- by Anna-Lena Werner 05 Oct 01:01
- Field of work
Tucked away on a leafy, unassuming Kensington street is the house of Frederic Leighton, late Victorian President of the Royal Academy of Arts and the only British artist ever to have been knighted. A skilled draughtsman and elegant portraitist, Leighton was a contemporary of the pre-Raphaelites and whilst professing to be of a very different school, works such as the iconic Flaming June (1895) illustrate why his name is most commonly associated with those of Millais and Rossetti. All three were included alongside works by Oscar Wilde and William Morris as part of the excellent show about the Aesthetic movement in Britain at the V&A last autumn. The focus of the V&A show was “art for art’s sake” mantra of this group of artists and critics for whom the pursuit of beauty and the desire to surround oneself with the aesthetically pleasing was valued above all else. Nowhere is this sensibility more evident than in spectacular, Alhambra-esque Arab Hall at Leighton’s former residence. An interior oasis of sumptuous, peacock-blue Persian tiles and intricate Arabic and Venetian glasswork, the hall features a central fountain that sits beneath a high, gilded dome designed especially by Leighton’s architect, George Aitchison. Leighton was widely travelled, thanks in large part to the great wealth of his physician father, and frequently visited North Africa and the Middle East. Here he amassed a large collection of ceramics – particularly tiles, textiles and woodwork, some of which are accommodated in the Arab Hall.
Upstairs, in Leighton’s less ostentatious bedroom, the curled, sweeping forms of William Morris’ elaborate “India” wallpaper recall the sinuous lines of the mosaic detailing and Persian inscriptions below.
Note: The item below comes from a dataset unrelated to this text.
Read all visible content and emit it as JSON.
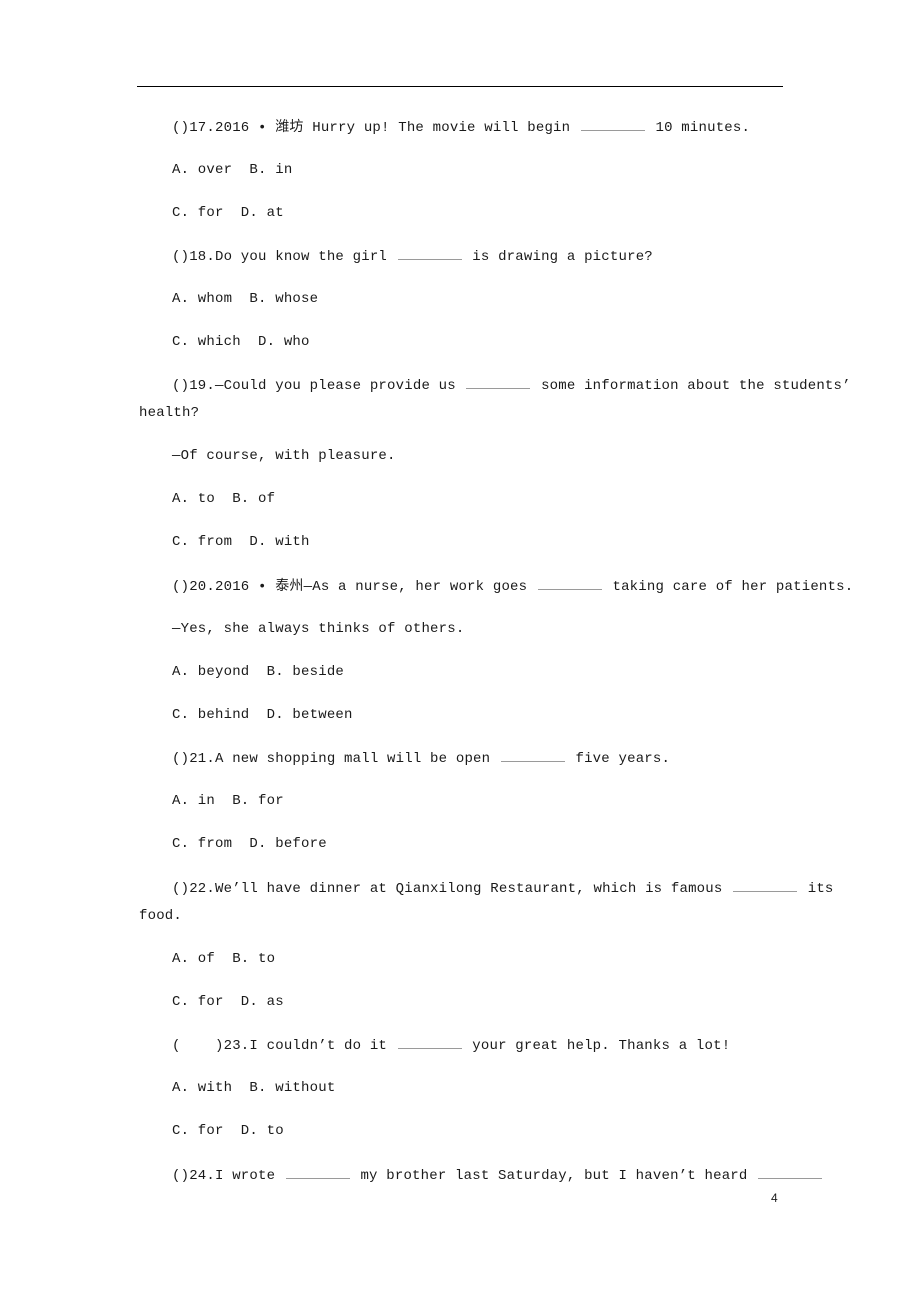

In the large, light studio Persian rugs jostle for wall space with plaster casts of the Elgin marbles and pre-Raphaelite tableaux - his own or gifts from friends – in which the heroines of classical mythology are cast as creamy Victorian beauties, doe-eyed and porcelain skinned. The whole house reads as a reflection on the pervasive Orientalism of the Aesthetic movement, a tendency undoubtedly linked to Britain’s contemporary Imperial context, and a testament to the enduring exotic appeal of non-Western decorative arts.
12 Holland Park Road London, W14 8LZ Open from: 10am – 5.30pm daily, closed Tuesdays Explore the whole house with this great virtual tour here
NOUR FESTIVAL OF CONTEMPORARY ARTS AT LEIGHTON HOUSE MUSEUM OCTOBER – NOVEMBER 2011 Capitalising on this East-meets-West aesthetic, Leighton House is preparing to host the Nour Festival of Arts over the next two months. The festival features contemporary art, film, music, literature, fashion and all things cultural from the Middle East and North Africa. There is an interesting programme of talks by journalists, artists and academics and you can even take a course to learn the techniques for decorating your own, Leighton collection-inspired Ottoman plate.
MY PICK OF THE PROGRAM: SOUND ART INSTILLATION: Seth Ayyaaz The Bird Ghost at the Zaouia (Oct 31st- Nov 5th, free with museum entry) 8-channel sound instillation using material recorded at Sufi shrines, mosques and religious spaces in Morocco, Egypt and Lebanon.